He led the Babylonian populace in revolt against Assyria and King Sennacherib in 689 BC, with the support of Elam and King Humban-nimena (who was attacked by the Babylonians and the Assyrians only years before), at the Battle of Halule. It is not clear who won this battle, since both sides claimed victory, and all rulers remained on their thrones, but as the Assyrians subsequently retreated, they are likely to have suffered the greatest losses.[2]

Mushezib-Marduk lost his ally when the Elamite king Humban-nimena suffered a stroke later that same year, an opportunity King Sennacherib quickly seized by attacking Babylon, and eventually capturing it after a nine-month siege. To avenge the death of his son, whom the Babylonians had effectively killed when they handed him over to the Elamites in 694 BC, Sennacherib pillaged and burned Babylon, tore down its walls, and even diverted the Euphrates into the city. During the Sack of Babylon, Mushezib-Marduk was most likely murdered.

See also[edit]


  1. ^ Grayson, Albert Kirk (2 November 2018). Assyrian and Babylonian Chronicles. Eisenbrauns.
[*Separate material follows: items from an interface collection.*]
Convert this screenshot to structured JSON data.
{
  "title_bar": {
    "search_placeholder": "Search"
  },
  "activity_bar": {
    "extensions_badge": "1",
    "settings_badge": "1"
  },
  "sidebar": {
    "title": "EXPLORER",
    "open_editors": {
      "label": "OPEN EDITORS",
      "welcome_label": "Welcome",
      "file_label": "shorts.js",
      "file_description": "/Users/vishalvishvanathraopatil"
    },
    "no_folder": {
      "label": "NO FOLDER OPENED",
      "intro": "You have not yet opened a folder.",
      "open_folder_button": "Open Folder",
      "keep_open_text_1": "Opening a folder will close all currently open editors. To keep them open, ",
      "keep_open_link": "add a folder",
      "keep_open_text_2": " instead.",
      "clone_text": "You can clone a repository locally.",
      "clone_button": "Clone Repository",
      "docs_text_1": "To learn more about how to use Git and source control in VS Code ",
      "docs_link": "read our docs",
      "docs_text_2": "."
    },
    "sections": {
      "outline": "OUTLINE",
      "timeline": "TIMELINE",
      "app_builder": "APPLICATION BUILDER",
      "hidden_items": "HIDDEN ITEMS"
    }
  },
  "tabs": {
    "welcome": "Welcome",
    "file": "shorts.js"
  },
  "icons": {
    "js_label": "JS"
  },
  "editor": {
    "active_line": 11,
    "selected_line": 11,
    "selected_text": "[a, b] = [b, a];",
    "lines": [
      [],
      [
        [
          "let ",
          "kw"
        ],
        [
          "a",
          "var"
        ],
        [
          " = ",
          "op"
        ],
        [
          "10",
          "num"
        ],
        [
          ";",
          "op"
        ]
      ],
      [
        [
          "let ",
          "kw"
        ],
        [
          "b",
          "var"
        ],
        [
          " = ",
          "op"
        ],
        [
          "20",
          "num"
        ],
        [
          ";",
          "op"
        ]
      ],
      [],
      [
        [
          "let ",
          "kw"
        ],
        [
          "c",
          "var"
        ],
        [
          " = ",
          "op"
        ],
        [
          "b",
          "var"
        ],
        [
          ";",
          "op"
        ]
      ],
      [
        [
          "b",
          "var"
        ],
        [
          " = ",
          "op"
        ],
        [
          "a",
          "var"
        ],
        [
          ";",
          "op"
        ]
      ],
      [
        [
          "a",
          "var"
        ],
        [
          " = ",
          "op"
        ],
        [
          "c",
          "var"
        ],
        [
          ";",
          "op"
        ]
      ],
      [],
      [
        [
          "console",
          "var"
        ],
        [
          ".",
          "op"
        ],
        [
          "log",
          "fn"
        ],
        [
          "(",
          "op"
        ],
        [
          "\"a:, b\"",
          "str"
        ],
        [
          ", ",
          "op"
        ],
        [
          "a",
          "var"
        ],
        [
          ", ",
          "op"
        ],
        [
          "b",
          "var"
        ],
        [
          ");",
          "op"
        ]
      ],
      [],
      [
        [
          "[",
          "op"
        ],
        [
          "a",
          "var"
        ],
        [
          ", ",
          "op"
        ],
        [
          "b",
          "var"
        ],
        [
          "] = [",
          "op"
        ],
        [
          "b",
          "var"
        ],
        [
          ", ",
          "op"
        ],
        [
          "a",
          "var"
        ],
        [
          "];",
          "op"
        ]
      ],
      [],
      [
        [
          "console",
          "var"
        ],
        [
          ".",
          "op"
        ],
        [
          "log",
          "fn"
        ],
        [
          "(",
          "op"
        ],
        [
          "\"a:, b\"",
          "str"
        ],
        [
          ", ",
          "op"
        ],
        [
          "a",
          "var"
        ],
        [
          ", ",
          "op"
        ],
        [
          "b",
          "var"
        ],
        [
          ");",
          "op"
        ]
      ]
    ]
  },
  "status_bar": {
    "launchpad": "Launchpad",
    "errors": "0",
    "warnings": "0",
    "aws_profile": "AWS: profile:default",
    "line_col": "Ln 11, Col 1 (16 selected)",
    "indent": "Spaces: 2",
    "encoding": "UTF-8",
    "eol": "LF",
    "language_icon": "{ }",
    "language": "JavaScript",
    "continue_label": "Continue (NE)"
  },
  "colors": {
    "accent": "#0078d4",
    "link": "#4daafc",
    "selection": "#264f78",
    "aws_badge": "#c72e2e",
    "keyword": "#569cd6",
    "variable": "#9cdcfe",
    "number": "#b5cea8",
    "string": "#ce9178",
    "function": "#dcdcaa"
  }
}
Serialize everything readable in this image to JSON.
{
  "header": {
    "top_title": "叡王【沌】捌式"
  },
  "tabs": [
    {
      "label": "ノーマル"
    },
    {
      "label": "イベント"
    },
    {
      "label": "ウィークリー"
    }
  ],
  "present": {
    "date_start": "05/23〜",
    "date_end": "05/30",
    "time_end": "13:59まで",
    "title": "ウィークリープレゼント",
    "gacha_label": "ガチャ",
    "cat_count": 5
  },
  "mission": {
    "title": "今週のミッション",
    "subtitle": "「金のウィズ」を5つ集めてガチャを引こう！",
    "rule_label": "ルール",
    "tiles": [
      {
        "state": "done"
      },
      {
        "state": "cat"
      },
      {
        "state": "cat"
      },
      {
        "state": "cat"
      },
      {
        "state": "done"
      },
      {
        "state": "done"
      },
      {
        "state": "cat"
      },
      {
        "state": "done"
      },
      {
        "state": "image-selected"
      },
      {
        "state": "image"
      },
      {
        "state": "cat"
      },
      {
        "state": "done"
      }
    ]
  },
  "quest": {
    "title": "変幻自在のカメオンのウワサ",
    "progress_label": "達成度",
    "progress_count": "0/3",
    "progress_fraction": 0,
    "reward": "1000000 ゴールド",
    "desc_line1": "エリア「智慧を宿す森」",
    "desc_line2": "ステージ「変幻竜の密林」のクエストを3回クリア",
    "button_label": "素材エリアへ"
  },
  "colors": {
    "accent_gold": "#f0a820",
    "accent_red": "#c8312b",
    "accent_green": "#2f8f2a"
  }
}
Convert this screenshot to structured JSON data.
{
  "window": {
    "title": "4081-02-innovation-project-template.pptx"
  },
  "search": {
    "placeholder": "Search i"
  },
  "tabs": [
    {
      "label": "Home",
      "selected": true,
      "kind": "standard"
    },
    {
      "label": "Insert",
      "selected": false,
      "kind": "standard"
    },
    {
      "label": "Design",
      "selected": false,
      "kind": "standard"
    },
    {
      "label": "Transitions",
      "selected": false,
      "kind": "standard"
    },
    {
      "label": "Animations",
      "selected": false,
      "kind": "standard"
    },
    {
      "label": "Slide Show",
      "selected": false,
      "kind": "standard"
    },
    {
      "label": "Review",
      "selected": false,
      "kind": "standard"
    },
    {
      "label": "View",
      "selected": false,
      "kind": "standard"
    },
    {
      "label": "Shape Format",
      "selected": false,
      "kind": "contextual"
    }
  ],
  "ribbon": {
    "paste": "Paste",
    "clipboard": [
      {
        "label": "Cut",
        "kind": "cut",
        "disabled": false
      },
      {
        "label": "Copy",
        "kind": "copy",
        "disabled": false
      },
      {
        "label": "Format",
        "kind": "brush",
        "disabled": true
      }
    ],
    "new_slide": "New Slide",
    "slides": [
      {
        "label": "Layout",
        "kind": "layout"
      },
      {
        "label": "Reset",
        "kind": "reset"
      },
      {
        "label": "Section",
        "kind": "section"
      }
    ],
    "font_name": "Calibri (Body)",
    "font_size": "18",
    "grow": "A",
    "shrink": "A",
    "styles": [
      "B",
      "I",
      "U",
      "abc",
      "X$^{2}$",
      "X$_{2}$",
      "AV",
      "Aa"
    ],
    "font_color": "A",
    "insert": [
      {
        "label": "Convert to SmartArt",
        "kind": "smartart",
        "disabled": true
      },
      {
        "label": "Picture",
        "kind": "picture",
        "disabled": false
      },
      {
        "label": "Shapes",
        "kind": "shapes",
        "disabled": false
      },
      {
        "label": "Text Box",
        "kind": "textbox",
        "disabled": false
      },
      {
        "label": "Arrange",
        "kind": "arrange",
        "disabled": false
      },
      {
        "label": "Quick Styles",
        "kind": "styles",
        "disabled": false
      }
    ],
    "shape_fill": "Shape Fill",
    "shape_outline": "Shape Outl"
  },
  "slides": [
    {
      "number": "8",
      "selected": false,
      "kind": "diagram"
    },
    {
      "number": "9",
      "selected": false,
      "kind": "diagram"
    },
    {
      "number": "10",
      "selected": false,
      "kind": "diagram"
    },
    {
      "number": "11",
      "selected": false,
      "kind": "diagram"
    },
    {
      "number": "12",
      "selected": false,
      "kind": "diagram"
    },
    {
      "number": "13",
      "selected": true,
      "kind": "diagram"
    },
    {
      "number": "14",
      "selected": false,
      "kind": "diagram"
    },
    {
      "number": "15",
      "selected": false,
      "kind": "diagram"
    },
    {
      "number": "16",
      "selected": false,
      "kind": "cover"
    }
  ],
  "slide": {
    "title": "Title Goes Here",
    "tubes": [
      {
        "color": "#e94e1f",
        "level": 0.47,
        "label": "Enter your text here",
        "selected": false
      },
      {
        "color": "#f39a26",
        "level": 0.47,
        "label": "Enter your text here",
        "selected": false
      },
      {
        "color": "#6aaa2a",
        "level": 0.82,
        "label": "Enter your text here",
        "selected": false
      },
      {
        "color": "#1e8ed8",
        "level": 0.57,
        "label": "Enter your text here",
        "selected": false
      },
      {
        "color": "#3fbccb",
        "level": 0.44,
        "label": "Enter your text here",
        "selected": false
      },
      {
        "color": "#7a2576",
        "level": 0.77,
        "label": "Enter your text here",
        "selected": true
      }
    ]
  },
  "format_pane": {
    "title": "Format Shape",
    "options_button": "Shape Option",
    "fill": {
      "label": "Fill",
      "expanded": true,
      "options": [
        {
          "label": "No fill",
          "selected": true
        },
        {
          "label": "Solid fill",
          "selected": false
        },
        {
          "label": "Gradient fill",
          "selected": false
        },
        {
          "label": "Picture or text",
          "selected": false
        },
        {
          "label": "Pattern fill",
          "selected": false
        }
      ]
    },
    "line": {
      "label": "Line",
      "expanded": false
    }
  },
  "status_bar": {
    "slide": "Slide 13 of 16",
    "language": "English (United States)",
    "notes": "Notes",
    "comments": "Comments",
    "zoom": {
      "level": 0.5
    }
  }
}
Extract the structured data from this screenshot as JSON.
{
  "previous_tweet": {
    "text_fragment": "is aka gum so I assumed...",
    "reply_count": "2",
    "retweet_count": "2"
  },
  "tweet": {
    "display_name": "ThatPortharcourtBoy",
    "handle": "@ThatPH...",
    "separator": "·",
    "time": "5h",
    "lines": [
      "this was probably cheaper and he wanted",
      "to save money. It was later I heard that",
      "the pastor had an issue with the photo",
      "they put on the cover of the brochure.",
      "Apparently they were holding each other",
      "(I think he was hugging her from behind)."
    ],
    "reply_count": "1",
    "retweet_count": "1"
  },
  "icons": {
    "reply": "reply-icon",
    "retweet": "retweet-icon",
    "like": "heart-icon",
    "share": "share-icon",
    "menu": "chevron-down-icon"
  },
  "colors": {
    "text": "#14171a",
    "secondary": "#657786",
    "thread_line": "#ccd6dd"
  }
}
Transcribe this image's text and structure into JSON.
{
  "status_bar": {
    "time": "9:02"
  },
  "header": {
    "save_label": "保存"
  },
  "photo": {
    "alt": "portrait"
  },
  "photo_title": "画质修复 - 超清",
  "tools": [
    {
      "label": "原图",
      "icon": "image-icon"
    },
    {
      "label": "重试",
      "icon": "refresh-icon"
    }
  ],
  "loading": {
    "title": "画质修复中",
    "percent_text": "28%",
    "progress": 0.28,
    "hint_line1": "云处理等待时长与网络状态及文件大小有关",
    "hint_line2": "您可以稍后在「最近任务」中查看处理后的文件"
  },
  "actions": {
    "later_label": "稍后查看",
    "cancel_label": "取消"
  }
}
ISBN 9781575060491 – via Google Books.
  2. ^ Jean-Jacques Glassner, Mesopotamian Chronicles, Atlanta, 2004, p. 199.
Preceded by
King of Babylon
693–689 BC
Succeeded by